● YOUR GOAL
Among the records, which lines include "DUNGEON"? List them.

^^^^^^^^

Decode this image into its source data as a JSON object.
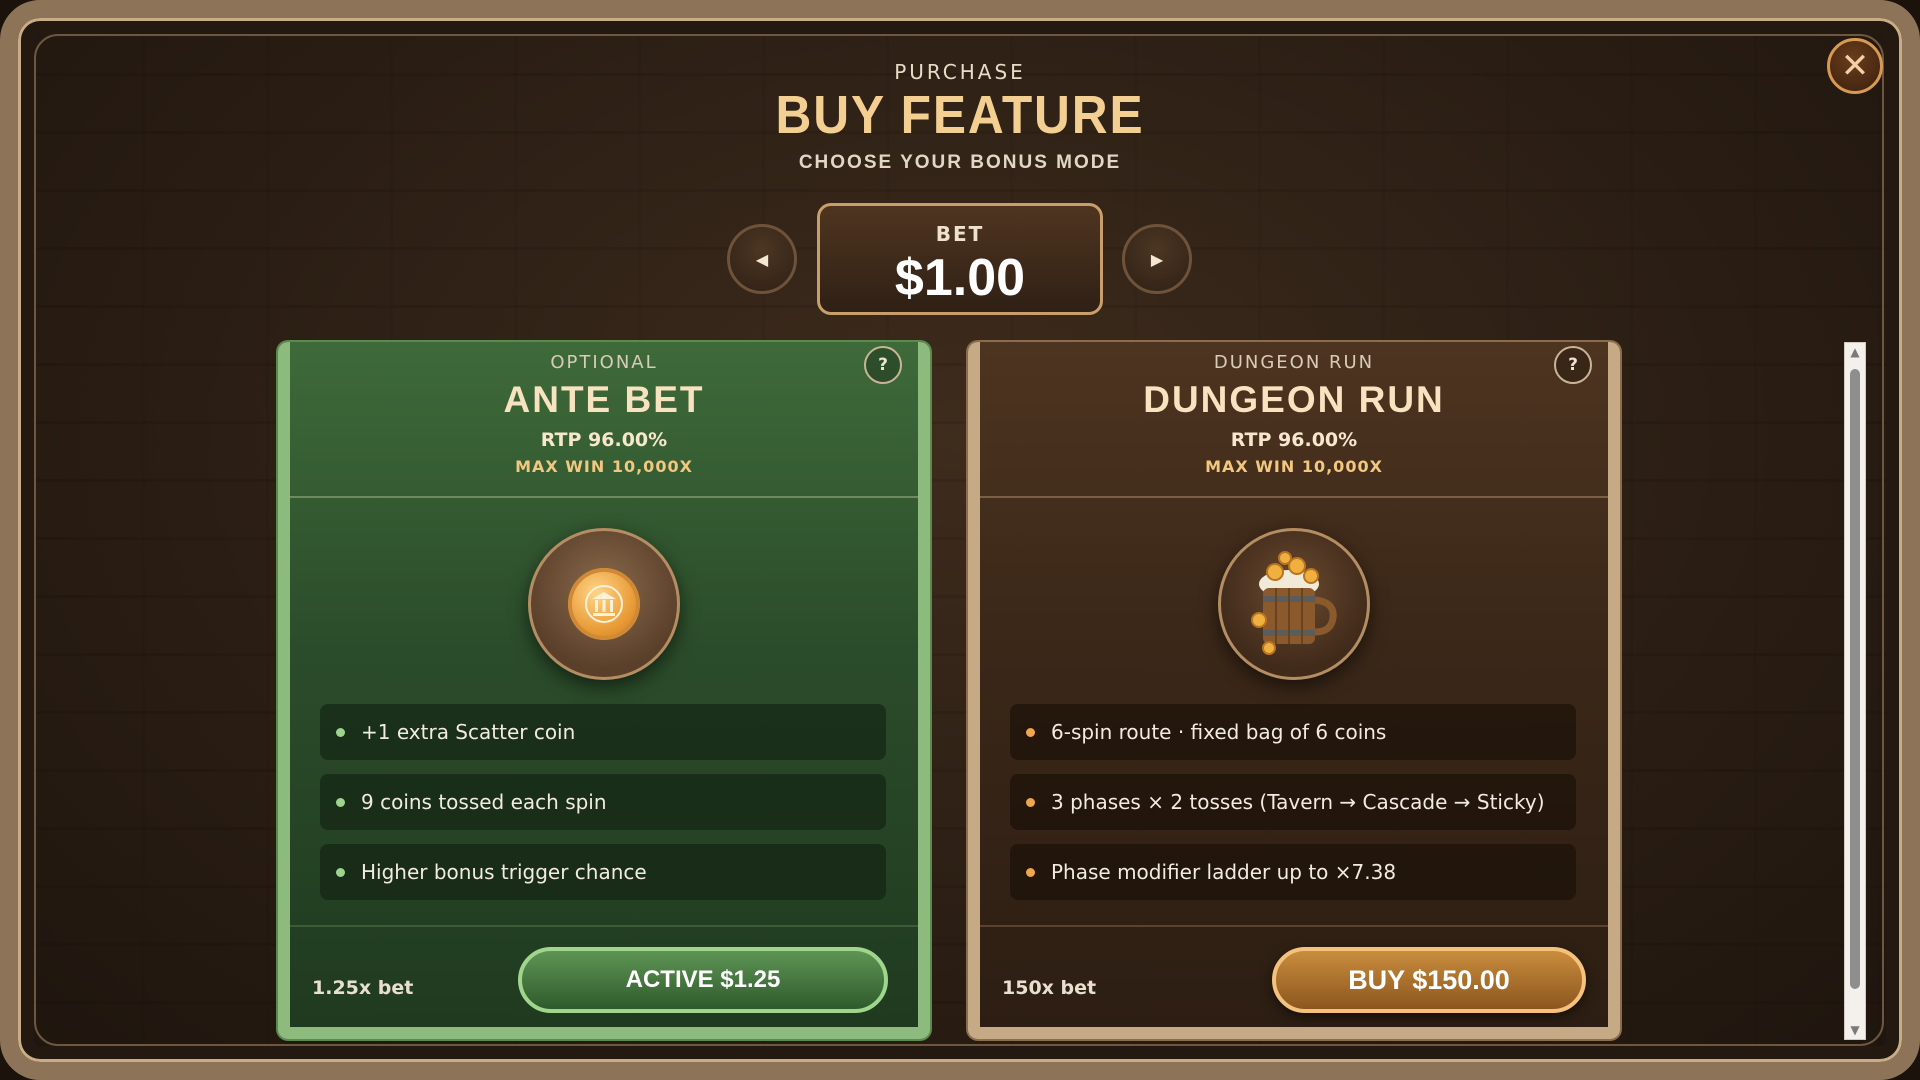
{
  "header": {
    "subtitle": "PURCHASE",
    "title": "BUY FEATURE",
    "caption": "CHOOSE YOUR BONUS MODE"
  },
  "bet": {
    "label": "BET",
    "value": "$1.00",
    "prev_icon": "triangle-left-icon",
    "next_icon": "triangle-right-icon"
  },
  "close_icon": "close-icon",
  "cards": [
    {
      "kicker": "OPTIONAL",
      "title": "ANTE BET",
      "rtp": "RTP 96.00%",
      "max_win": "MAX WIN 10,000X",
      "help": "?",
      "icon": "coin-bank-icon",
      "features": [
        "+1 extra Scatter coin",
        "9 coins tossed each spin",
        "Higher bonus trigger chance"
      ],
      "multiplier": "1.25x bet",
      "action": "ACTIVE $1.25",
      "accent": "#8dbb7e"
    },
    {
      "kicker": "DUNGEON RUN",
      "title": "DUNGEON RUN",
      "rtp": "RTP 96.00%",
      "max_win": "MAX WIN 10,000X",
      "help": "?",
      "icon": "beer-mug-coins-icon",
      "features": [
        "6-spin route · fixed bag of 6 coins",
        "3 phases × 2 tosses (Tavern → Cascade → Sticky)",
        "Phase modifier ladder up to ×7.38"
      ],
      "multiplier": "150x bet",
      "action": "BUY $150.00",
      "accent": "#c6aa86"
    }
  ],
  "colors": {
    "gold_title": "#f4cf92",
    "green_button": "#5e9455",
    "orange_button": "#c98d3d",
    "frame": "#8d7458"
  }
}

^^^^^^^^

● RESPONSE
      "kicker": "DUNGEON RUN",
      "title": "DUNGEON RUN",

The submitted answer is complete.